Are Bandages With Silver Linings Better?

Publication
Article
Surgical Rounds®February 2014

As surgical site infections are some of the most common postsurgical complications, finding supplies that can reduce their likelihood is critical.

As surgical site infections are some of the most common postsurgical complications, finding supplies that can reduce their likelihood is critical. Fortunately, new non-adherent silver hydrogel dressings that capitalize on ionic silver’s ability to provide broad-spectrum antimicrobial action without harming tissue cells may offer an answer.

A study published in the December 2013 issue of Foot & Ankle Specialist compared the incidences of superficial and deep infections in patients treated with silver hydrogel sheet (SHS) dressings to those treated with petroleum-based (PB) dressings. As a secondary objective, the researchers looked at the incidence of epithelialization, dehiscence, uninfected incisional complications, and scarring in patients who had foot and ankle incisions longer than 1 cm.

The researchers enrolled patients prospectively and randomized them to SHS dressing or a standard PB dressing. Across all 59 patients, the authors reported 5 infections, 4 of which were superficial and 1 of which was deep. However, only 1 superficial infection occurred in the SHS group, compared to 3 in the PB group, and the deep infection also occurred in the PB group.

In the PB group, 3 patients developed wound dehiscence and 1 developed a fibrinous scab. The PB patients also had more incisional complications than the SHS patients. Although scar length was shortened significantly in the SHS group compared to the PB group, scar width was similar in both groups.

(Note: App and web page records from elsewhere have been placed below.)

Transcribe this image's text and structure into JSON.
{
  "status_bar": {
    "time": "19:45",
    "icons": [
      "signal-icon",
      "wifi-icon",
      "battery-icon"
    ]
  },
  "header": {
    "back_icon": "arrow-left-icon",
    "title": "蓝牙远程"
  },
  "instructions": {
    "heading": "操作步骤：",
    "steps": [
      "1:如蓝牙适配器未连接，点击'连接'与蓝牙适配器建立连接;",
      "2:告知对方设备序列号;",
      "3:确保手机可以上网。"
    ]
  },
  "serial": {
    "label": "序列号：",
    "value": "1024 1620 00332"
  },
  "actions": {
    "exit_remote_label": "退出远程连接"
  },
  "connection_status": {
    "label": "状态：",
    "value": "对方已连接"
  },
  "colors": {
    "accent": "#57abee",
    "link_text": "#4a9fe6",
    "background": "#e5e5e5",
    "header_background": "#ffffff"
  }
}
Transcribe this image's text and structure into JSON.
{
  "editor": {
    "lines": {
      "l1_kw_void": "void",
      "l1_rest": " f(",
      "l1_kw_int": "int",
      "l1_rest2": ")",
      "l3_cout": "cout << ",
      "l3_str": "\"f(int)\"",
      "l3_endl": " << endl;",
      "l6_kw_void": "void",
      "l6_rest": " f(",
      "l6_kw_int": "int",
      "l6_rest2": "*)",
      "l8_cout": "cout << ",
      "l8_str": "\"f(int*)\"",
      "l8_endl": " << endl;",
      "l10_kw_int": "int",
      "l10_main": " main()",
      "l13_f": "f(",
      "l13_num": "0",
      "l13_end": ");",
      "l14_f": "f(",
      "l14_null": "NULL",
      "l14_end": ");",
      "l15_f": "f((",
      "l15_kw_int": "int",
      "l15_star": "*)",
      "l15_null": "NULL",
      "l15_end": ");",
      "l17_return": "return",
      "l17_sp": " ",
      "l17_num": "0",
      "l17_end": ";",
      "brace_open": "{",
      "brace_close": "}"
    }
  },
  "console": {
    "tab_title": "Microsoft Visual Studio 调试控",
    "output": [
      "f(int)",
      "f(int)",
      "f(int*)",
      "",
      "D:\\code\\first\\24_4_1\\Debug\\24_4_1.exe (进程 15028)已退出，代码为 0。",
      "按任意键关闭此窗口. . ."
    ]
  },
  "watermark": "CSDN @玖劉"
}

Despite disadvantages that include systemic absorption leading leukopenia and the need for repeat application, many surgeons prescribe silver sulfadiazine cream as a topical antimicrobial agent. The researchers recommended silver hydrogel dressings as suitable and safer alternatives by virtue of their controlled release mechanism.

Related Videos
Signs and Symptoms of Connective Tissue Disease
Connective Tissue Disease Brings Dermatology & Rheumatology Together
What Makes JAK Inhibitors Safe in Dermatology
Potential JAK Inhibitor Combination Regimens in Dermatology
Therapies in Development for Hidradenitis Suppurativa
"Prednisone without Side Effects": The JAK Inhibitor Ceiling in Dermatology
Discussing Changes to Atopic Dermatitis Guidelines, with Robert Sidbury, MD, MPH
How Will Upadacitinib, Povorcitinib Benefit Hidradenitis Suppurativa?
The JAK Inhibitor Safety Conversation
Jonathan Silverberg, MD, PhD, MPH | Credit: George Washington University
© 2024 MJH Life Sciences

All rights reserved.